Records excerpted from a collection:
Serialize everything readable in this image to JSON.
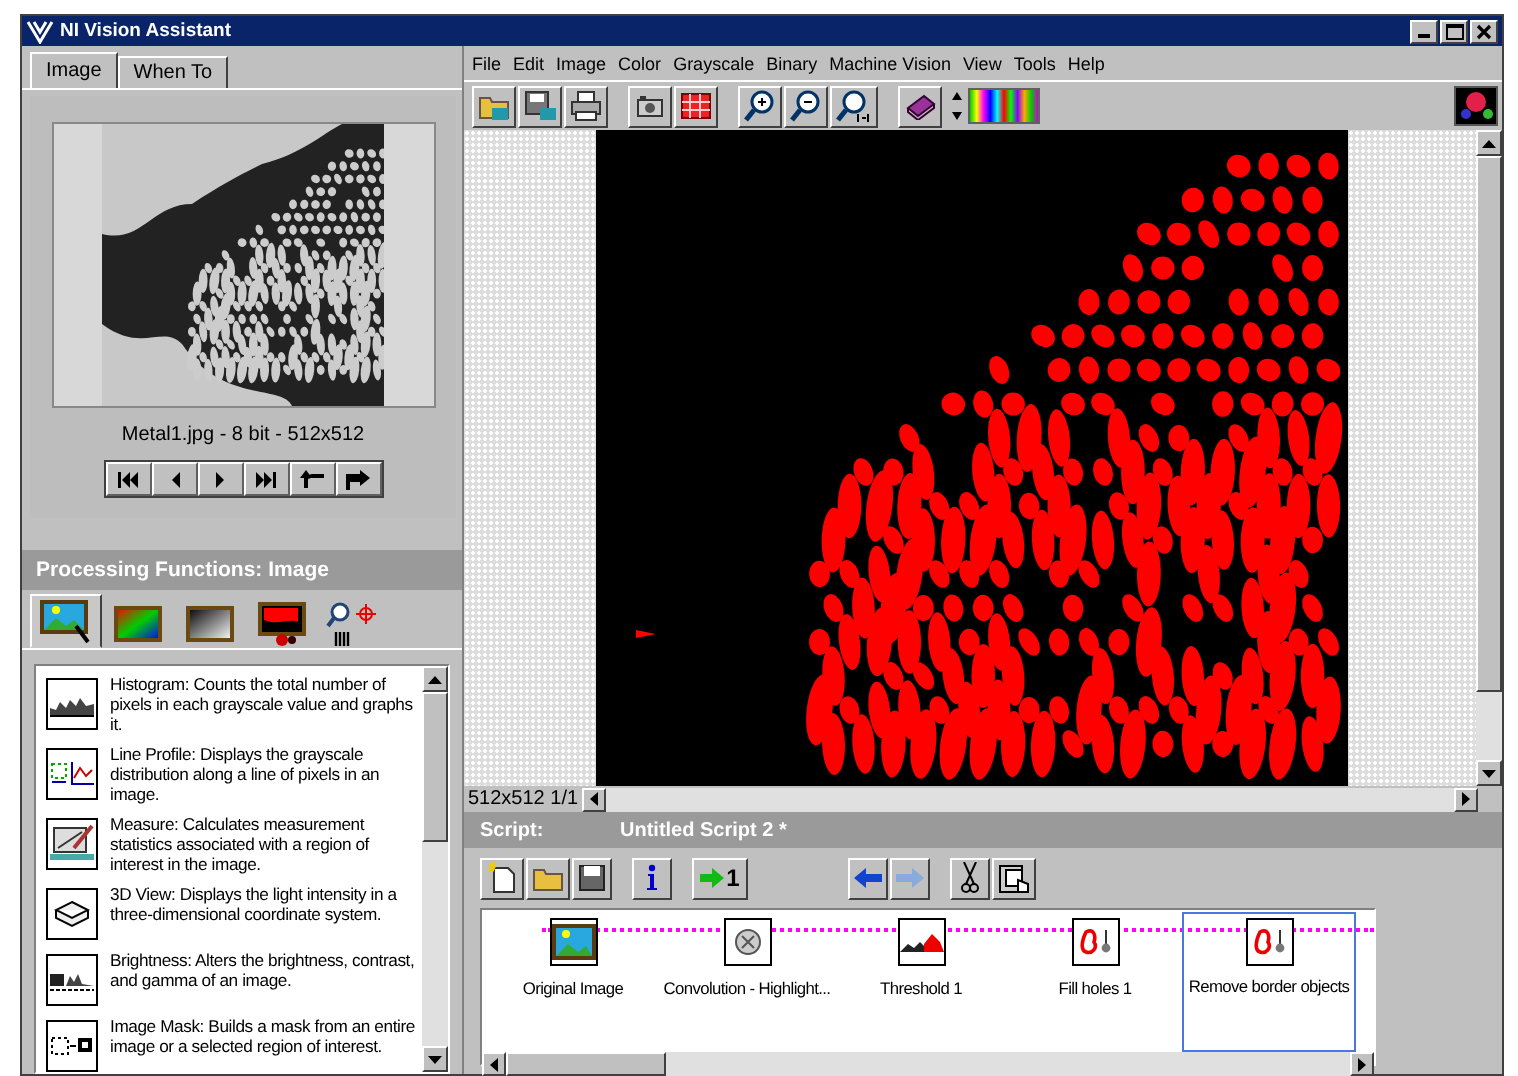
{
  "window": {
    "title": "NI Vision Assistant"
  },
  "left_tabs": [
    {
      "label": "Image",
      "selected": true
    },
    {
      "label": "When To",
      "selected": false
    }
  ],
  "image_caption": "Metal1.jpg - 8 bit - 512x512",
  "processing": {
    "title": "Processing Functions: Image",
    "categories": [
      {
        "kind": "image",
        "selected": true
      },
      {
        "kind": "color",
        "selected": false
      },
      {
        "kind": "grayscale",
        "selected": false
      },
      {
        "kind": "binary",
        "selected": false
      },
      {
        "kind": "machine_vision",
        "selected": false
      }
    ],
    "functions": [
      {
        "kind": "histogram",
        "text": "Histogram:  Counts the total number of pixels in each grayscale value and graphs it."
      },
      {
        "kind": "line_profile",
        "text": "Line Profile:  Displays the grayscale distribution along a line of pixels in an image."
      },
      {
        "kind": "measure",
        "text": "Measure:  Calculates measurement statistics associated with a region of interest in the image."
      },
      {
        "kind": "view3d",
        "text": "3D View:  Displays the light intensity in a three-dimensional coordinate system."
      },
      {
        "kind": "brightness",
        "text": "Brightness:  Alters the brightness, contrast, and gamma of an image."
      },
      {
        "kind": "mask",
        "text": "Image Mask:  Builds a mask from an entire image or a selected region of interest."
      }
    ]
  },
  "menu": [
    "File",
    "Edit",
    "Image",
    "Color",
    "Grayscale",
    "Binary",
    "Machine Vision",
    "View",
    "Tools",
    "Help"
  ],
  "status": "512x512 1/1",
  "script": {
    "label": "Script:",
    "title": "Untitled Script 2 *",
    "run_to_label": "1",
    "steps": [
      {
        "kind": "image",
        "label": "Original Image",
        "selected": false
      },
      {
        "kind": "convolution",
        "label": "Convolution - Highlight...",
        "selected": false
      },
      {
        "kind": "threshold",
        "label": "Threshold 1",
        "selected": false
      },
      {
        "kind": "particle",
        "label": "Fill holes 1",
        "selected": false
      },
      {
        "kind": "particle",
        "label": "Remove border objects",
        "selected": true
      }
    ]
  }
}
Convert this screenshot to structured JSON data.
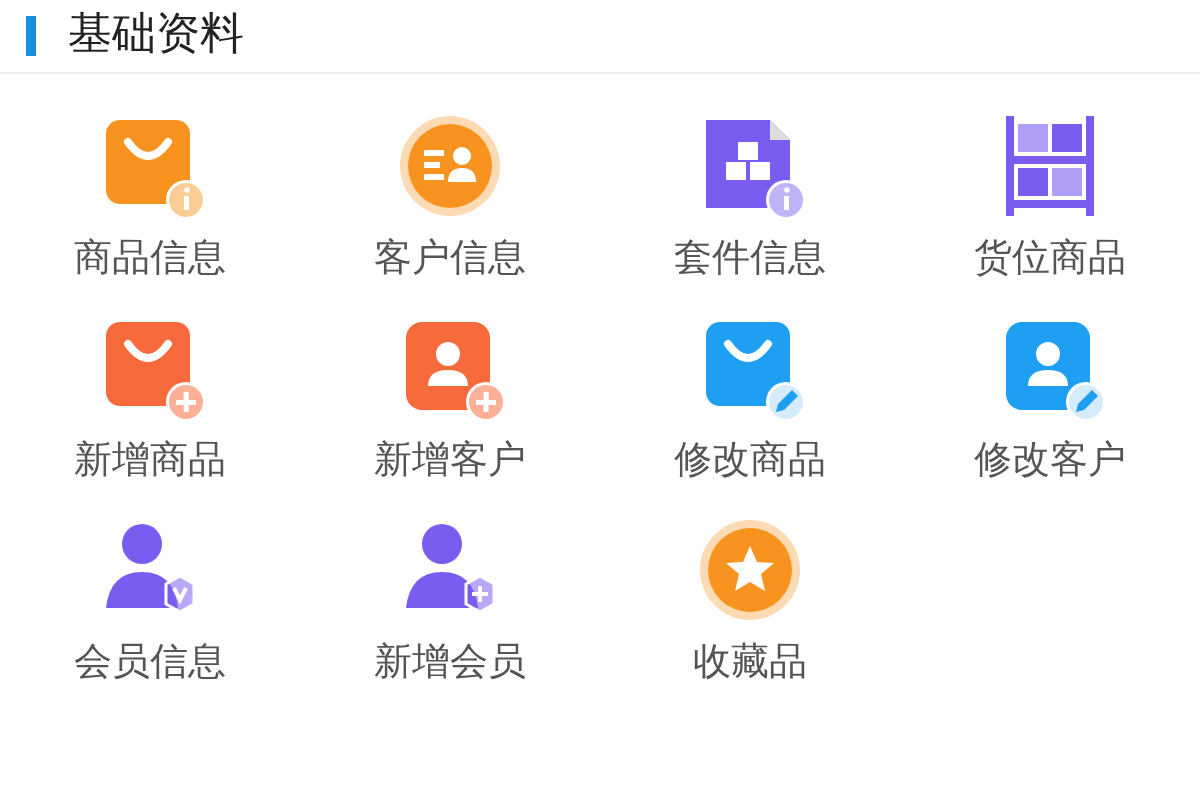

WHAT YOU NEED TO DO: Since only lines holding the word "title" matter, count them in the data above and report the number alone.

ANSWER BELOW: 3